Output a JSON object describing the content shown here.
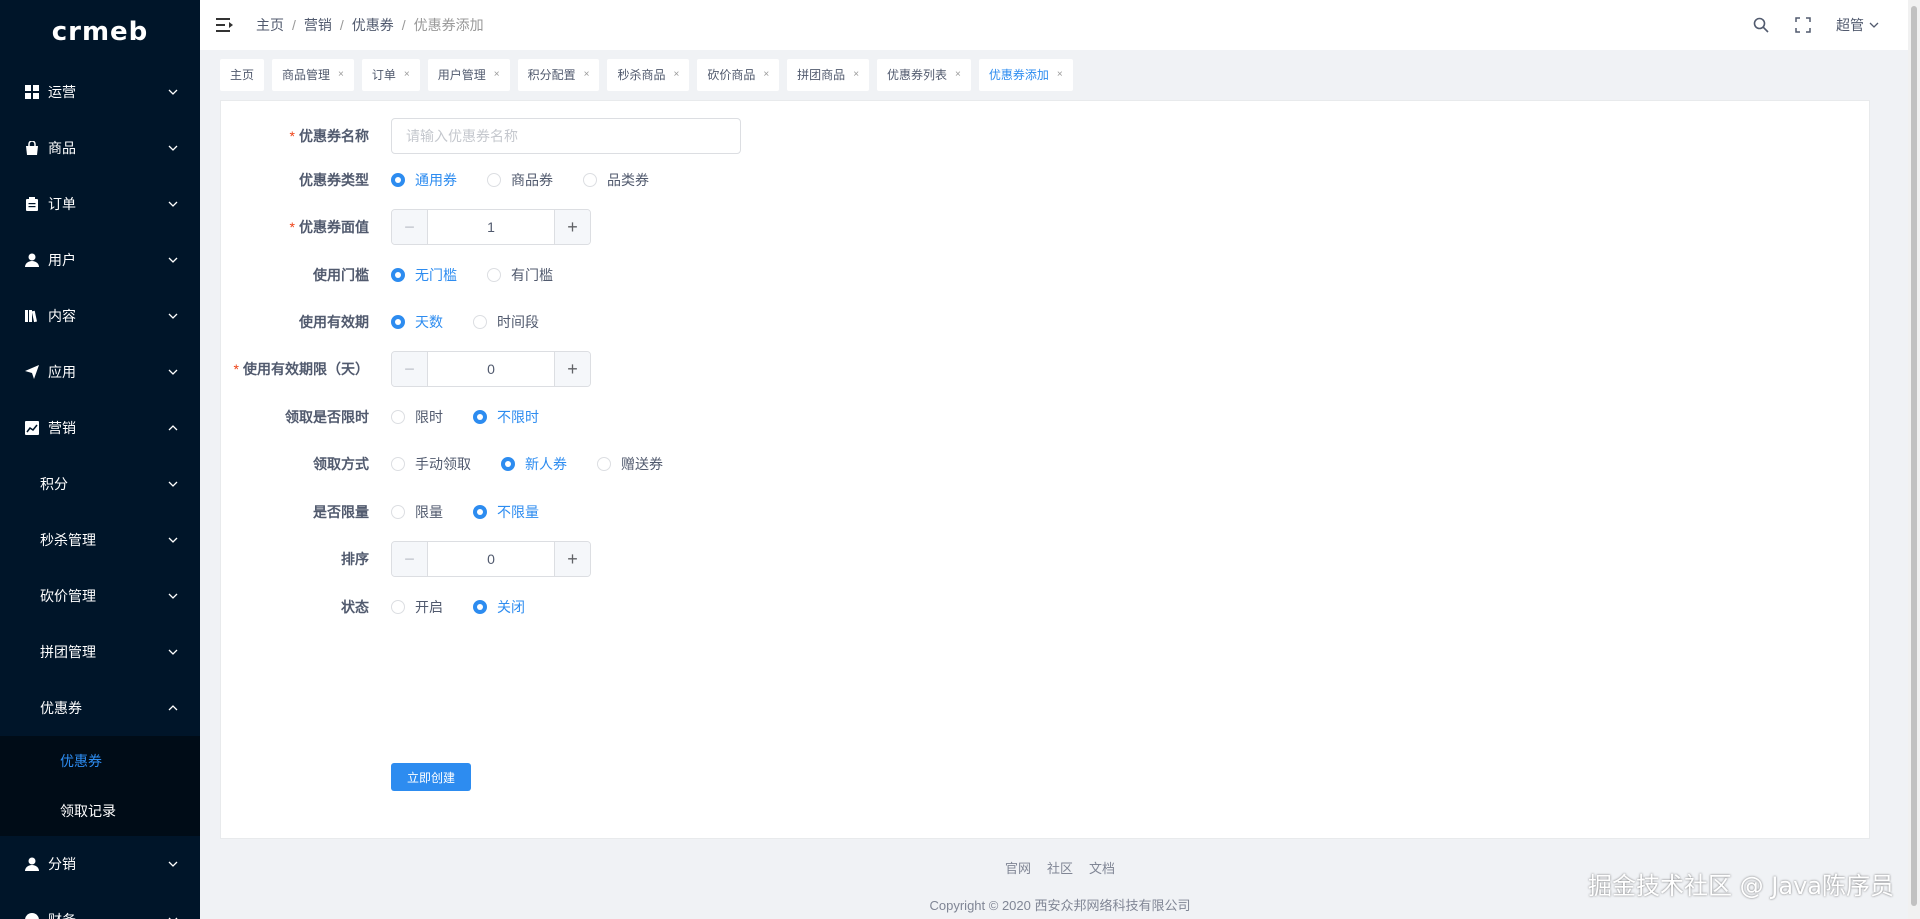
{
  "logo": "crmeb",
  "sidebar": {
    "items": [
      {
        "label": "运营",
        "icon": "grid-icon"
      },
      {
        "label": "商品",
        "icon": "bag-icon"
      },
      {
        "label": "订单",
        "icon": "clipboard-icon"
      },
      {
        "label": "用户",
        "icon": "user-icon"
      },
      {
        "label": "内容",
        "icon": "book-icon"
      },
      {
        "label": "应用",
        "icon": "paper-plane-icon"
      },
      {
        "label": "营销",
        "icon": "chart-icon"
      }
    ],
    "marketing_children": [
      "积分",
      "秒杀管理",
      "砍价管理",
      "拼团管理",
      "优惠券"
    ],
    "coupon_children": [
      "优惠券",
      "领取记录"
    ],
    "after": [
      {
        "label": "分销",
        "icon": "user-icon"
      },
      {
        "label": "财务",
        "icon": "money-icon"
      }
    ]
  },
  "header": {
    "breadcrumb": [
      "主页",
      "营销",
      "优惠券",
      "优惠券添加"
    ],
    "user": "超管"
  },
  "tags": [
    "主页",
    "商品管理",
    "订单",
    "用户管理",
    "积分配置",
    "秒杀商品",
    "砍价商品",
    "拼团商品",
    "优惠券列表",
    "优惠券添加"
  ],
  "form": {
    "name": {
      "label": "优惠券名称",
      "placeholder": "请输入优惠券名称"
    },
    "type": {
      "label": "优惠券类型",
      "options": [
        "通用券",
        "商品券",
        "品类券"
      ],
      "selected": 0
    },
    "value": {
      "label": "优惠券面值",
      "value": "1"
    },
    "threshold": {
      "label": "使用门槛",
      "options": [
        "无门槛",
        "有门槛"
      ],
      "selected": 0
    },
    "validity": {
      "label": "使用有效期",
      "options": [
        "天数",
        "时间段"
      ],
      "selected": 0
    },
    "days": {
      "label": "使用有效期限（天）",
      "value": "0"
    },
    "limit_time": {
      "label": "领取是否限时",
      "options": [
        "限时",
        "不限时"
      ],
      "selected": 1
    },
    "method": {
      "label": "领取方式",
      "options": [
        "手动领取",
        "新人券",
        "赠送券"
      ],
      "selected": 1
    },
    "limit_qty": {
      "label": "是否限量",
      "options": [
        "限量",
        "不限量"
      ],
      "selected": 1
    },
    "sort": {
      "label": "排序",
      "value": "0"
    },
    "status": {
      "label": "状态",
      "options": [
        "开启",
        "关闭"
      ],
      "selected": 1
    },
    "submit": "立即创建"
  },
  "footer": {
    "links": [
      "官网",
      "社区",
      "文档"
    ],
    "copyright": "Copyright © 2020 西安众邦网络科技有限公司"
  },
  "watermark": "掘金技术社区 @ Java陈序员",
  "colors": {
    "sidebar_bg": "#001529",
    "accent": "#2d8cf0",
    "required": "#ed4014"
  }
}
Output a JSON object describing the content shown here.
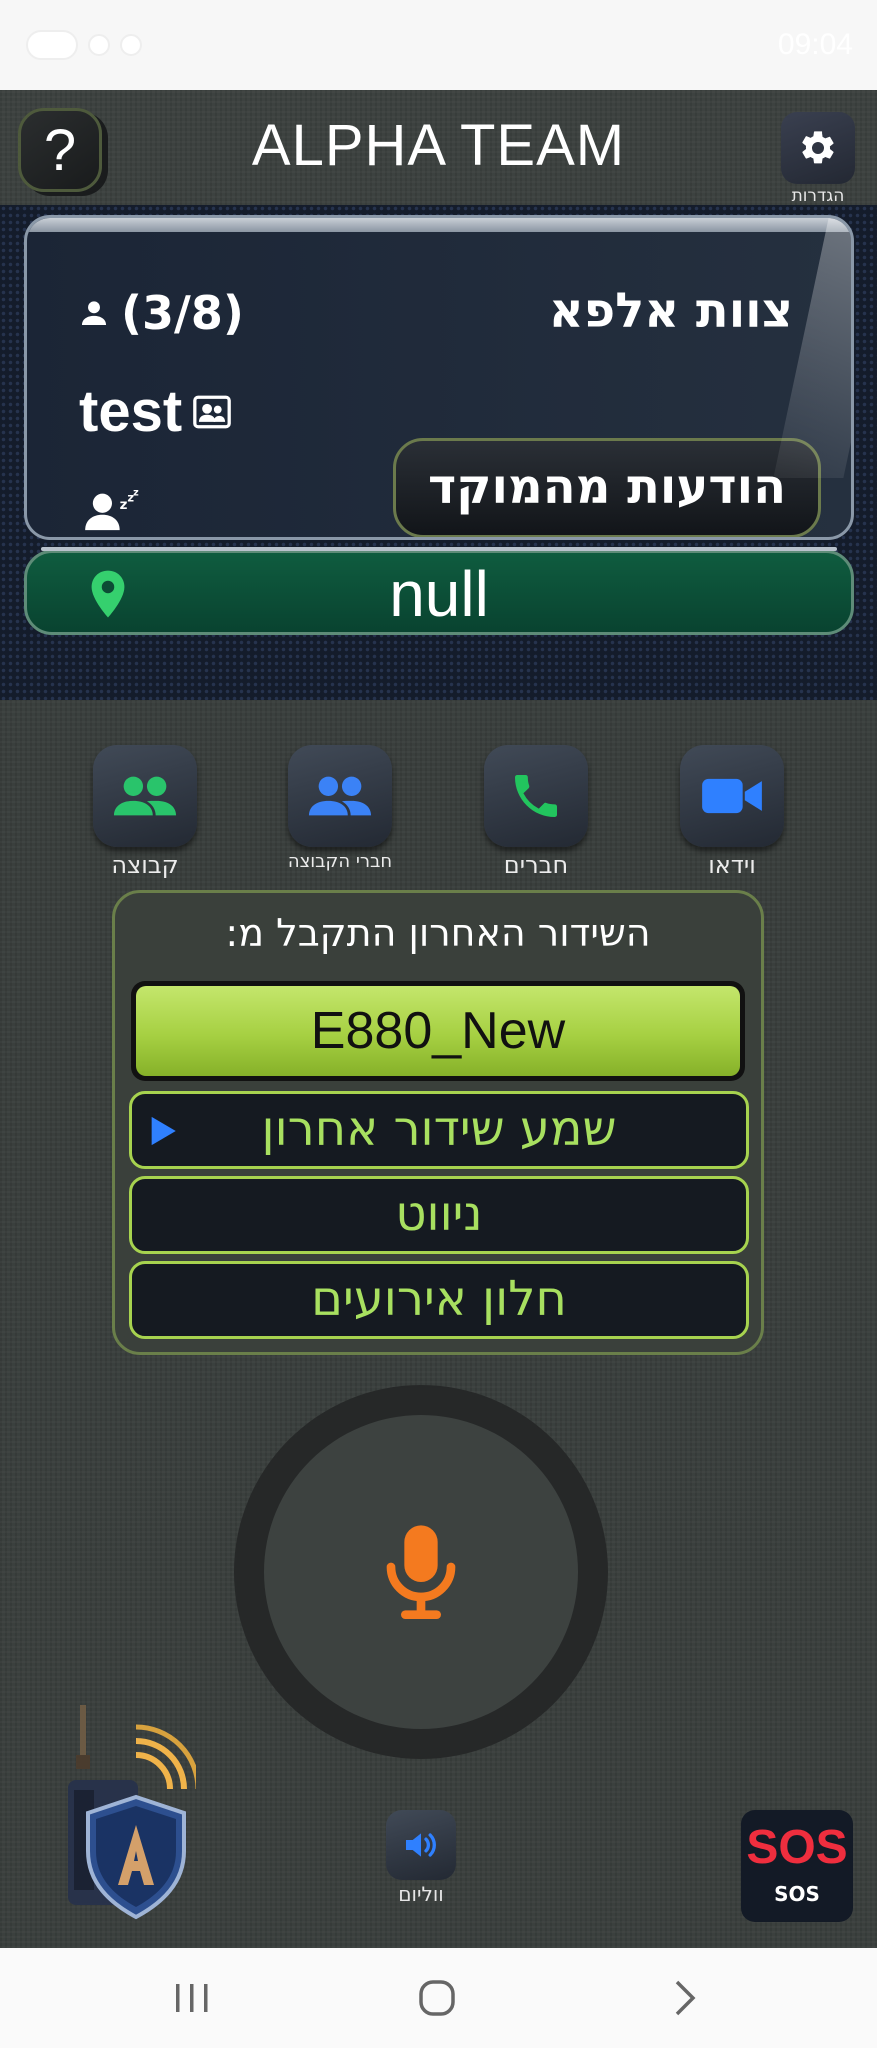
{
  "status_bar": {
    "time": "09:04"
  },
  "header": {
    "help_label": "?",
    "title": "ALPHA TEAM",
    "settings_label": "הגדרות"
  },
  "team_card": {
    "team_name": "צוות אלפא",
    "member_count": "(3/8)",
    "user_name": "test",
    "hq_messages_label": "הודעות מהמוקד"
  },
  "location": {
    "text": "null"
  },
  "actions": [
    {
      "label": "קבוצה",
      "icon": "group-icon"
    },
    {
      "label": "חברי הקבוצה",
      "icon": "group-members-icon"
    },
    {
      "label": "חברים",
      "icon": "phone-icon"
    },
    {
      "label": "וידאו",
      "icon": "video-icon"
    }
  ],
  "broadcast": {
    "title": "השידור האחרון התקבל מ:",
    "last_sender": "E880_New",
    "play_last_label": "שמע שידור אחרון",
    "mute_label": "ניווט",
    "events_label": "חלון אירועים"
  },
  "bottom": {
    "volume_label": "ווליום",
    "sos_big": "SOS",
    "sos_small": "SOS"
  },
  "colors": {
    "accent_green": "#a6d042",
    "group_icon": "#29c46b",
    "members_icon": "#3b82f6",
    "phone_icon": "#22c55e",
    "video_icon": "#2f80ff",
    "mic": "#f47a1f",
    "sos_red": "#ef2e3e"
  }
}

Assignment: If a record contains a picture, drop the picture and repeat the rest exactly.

Task output:
Output a JSON object describing the content shown here.
{
  "logo": "crmeb",
  "sidebar": {
    "items": [
      {
        "label": "运营",
        "icon": "grid-icon"
      },
      {
        "label": "商品",
        "icon": "bag-icon"
      },
      {
        "label": "订单",
        "icon": "clipboard-icon"
      },
      {
        "label": "用户",
        "icon": "user-icon"
      },
      {
        "label": "内容",
        "icon": "book-icon"
      },
      {
        "label": "应用",
        "icon": "paper-plane-icon"
      },
      {
        "label": "营销",
        "icon": "chart-icon"
      }
    ],
    "marketing_children": [
      "积分",
      "秒杀管理",
      "砍价管理",
      "拼团管理",
      "优惠券"
    ],
    "coupon_children": [
      "优惠券",
      "领取记录"
    ],
    "after": [
      {
        "label": "分销",
        "icon": "user-icon"
      },
      {
        "label": "财务",
        "icon": "money-icon"
      }
    ]
  },
  "header": {
    "breadcrumb": [
      "主页",
      "营销",
      "优惠券",
      "优惠券添加"
    ],
    "user": "超管"
  },
  "tags": [
    "主页",
    "商品管理",
    "订单",
    "用户管理",
    "积分配置",
    "秒杀商品",
    "砍价商品",
    "拼团商品",
    "优惠券列表",
    "优惠券添加"
  ],
  "form": {
    "name": {
      "label": "优惠券名称",
      "placeholder": "请输入优惠券名称"
    },
    "type": {
      "label": "优惠券类型",
      "options": [
        "通用券",
        "商品券",
        "品类券"
      ],
      "selected": 0
    },
    "value": {
      "label": "优惠券面值",
      "value": "1"
    },
    "threshold": {
      "label": "使用门槛",
      "options": [
        "无门槛",
        "有门槛"
      ],
      "selected": 0
    },
    "validity": {
      "label": "使用有效期",
      "options": [
        "天数",
        "时间段"
      ],
      "selected": 0
    },
    "days": {
      "label": "使用有效期限（天）",
      "value": "0"
    },
    "limit_time": {
      "label": "领取是否限时",
      "options": [
        "限时",
        "不限时"
      ],
      "selected": 1
    },
    "method": {
      "label": "领取方式",
      "options": [
        "手动领取",
        "新人券",
        "赠送券"
      ],
      "selected": 1
    },
    "limit_qty": {
      "label": "是否限量",
      "options": [
        "限量",
        "不限量"
      ],
      "selected": 1
    },
    "sort": {
      "label": "排序",
      "value": "0"
    },
    "status": {
      "label": "状态",
      "options": [
        "开启",
        "关闭"
      ],
      "selected": 1
    },
    "submit": "立即创建"
  },
  "footer": {
    "links": [
      "官网",
      "社区",
      "文档"
    ],
    "copyright": "Copyright © 2020 西安众邦网络科技有限公司"
  },
  "watermark": "掘金技术社区 @ Java陈序员",
  "colors": {
    "sidebar_bg": "#001529",
    "accent": "#2d8cf0",
    "required": "#ed4014"
  }
}
Output a JSON object describing the content shown here.
{
  "status_bar": {
    "time": "09:04"
  },
  "header": {
    "help_label": "?",
    "title": "ALPHA TEAM",
    "settings_label": "הגדרות"
  },
  "team_card": {
    "team_name": "צוות אלפא",
    "member_count": "(3/8)",
    "user_name": "test",
    "hq_messages_label": "הודעות מהמוקד"
  },
  "location": {
    "text": "null"
  },
  "actions": [
    {
      "label": "קבוצה",
      "icon": "group-icon"
    },
    {
      "label": "חברי הקבוצה",
      "icon": "group-members-icon"
    },
    {
      "label": "חברים",
      "icon": "phone-icon"
    },
    {
      "label": "וידאו",
      "icon": "video-icon"
    }
  ],
  "broadcast": {
    "title": "השידור האחרון התקבל מ:",
    "last_sender": "E880_New",
    "play_last_label": "שמע שידור אחרון",
    "mute_label": "ניווט",
    "events_label": "חלון אירועים"
  },
  "bottom": {
    "volume_label": "ווליום",
    "sos_big": "SOS",
    "sos_small": "SOS"
  },
  "colors": {
    "accent_green": "#a6d042",
    "group_icon": "#29c46b",
    "members_icon": "#3b82f6",
    "phone_icon": "#22c55e",
    "video_icon": "#2f80ff",
    "mic": "#f47a1f",
    "sos_red": "#ef2e3e"
  }
}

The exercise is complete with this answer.